A homemaker will spend many hours of her day in the kitchen. What a joy for her if she loves to spend time in it. It’s the place where she stores her food supplies and where she bakes and cooks her family’s favorite meals.
Imagine for a minute, how much more is going on in this part of her home. Look at her kitchen table where she can do her arts and crafts and sewing projects, or where her children sit down to do their assignments. It’s there that the family gathers for daily worship, to play board games, or to host their guests.
What do you think of your kitchen? Do you like it? Or do you find it would need more cupboards? Perhaps its front doesn’t have such a lovely color as you might wish and/or the countertop reveals its age by now? Say, would you like to spend more time in it again and transform it into a cozy, clean and pleasant place for your family and guests?
“You don’t understand. We don’t have the money to buy a new kitchen,” some of you might say.
Theodore Roosevelt once said: "Do what you can, with what you have, where you are." This is exactly what I’ve reminded myself of when I struggled very much with my own kitchen (we are renting the house we are living in).
You see, shortly before Christmas time I had just received the workbooks of my new home economic course and began working my way through a section called Efficient Kitchen Organization. The more I read, however, the more I frustrated I became. Why couldn’t I have a different, a better kitchen? One that works? I longed for a bigger and nicer one with new appliances; one that would have more than one hanging cupboard; one that would have a sink with two basins. It was no fun baking and cooking in this place. Oh my goodness! After taking a break and slowly reading through the same section again, I rolled up my sleeves and began to work with what I have and where I was at. By the end of the day the job was done and I was quite pleased with the outcome.
Yes, I did struggle and, to be honest, it wasn’t easy at all to rearrange everything and reorganize my working space according to what the workbook said, especially since my space is quite limited.

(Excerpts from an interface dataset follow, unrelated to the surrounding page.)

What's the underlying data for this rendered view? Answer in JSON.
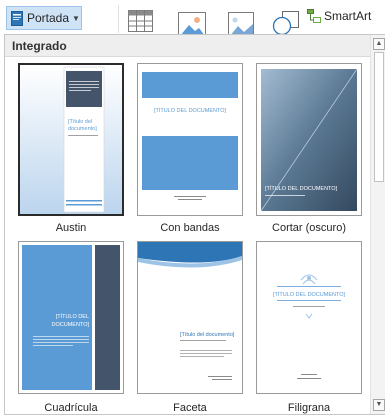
{
  "ribbon": {
    "cover_page_label": "Portada",
    "smartart_label": "SmartArt"
  },
  "gallery": {
    "section_title": "Integrado",
    "items": [
      {
        "name": "Austin",
        "title_text": "[Título del documento]"
      },
      {
        "name": "Con bandas",
        "title_text": "[TÍTULO DEL DOCUMENTO]"
      },
      {
        "name": "Cortar (oscuro)",
        "title_text": "[TÍTULO DEL DOCUMENTO]"
      },
      {
        "name": "Cuadrícula",
        "title_text_line1": "[TÍTULO DEL",
        "title_text_line2": "DOCUMENTO]"
      },
      {
        "name": "Faceta",
        "title_text": "[Título del documento]"
      },
      {
        "name": "Filigrana",
        "title_text": "[TÍTULO DEL DOCUMENTO]"
      }
    ]
  },
  "colors": {
    "accent": "#2e75b6",
    "cover_blue": "#5b9bd5",
    "dark_slate": "#44546a"
  },
  "icons": [
    "cover-page-icon",
    "table-icon",
    "picture-icon",
    "online-picture-icon",
    "shapes-icon",
    "smartart-icon",
    "scroll-up-icon",
    "scroll-down-icon"
  ]
}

But, I did it. Now it makes such a huge difference and working in it is so much fun again.
I worked my way through the lesson about Efficient Kitchen Organization which suggests to divide the kitchen into several areas. Here is what I have come up with:
The storage area for dry food and the refridgerator are to the left. In this area I keep everything I need to prepare bread, cakes and meals: measuring tools, mixer and its attachments, bowls, wooden spoons, baking pans, cupcake liners, dry ingredients like flour, sugar, seeds, recipes and cookbooks.
The workbook of the home economic course says to use a round tray for storing spices. However, I’m using a small box for salt, pepper, herbs, etc. (see on the countertop) and a small tin box that contains baking powder, soda, cinnamon, vanilla and so on (see right-hand side of top shelf inside the cupboard).
Here is where I store the frying pans and cooking utensils (hanging on hooks to the right), pots and colander and slow cookers (in the cupboard below), and where I’m baking and cooking (see the double oven with built in stove to the left).
Washing Up Area
There is a dishwasher on the right-hand side but I’m actually washing my dishes by hand. I find this more efficient and hygienic.
Dishes and Cutlery Area
I keep coffee, tea, bread and oats in the cupboard above and the coffeemaker, foodslicer, etc. on the countertop so I’m also calling this the Breakfast area.
I stack the plates that I use daily in the front and the others in the back. Cutlery, towels, cling film, aluminum foil and bags are found in the drawers.
I’m very happy that I was able to arrange all of the areas right next to each other and that I can continually work my way from left to right. You might doubt at first that dividing your kitchen into these specific areas will change anything. I did, too. I can tell you now, though, that this does make such a big difference. Give it a try and you will see!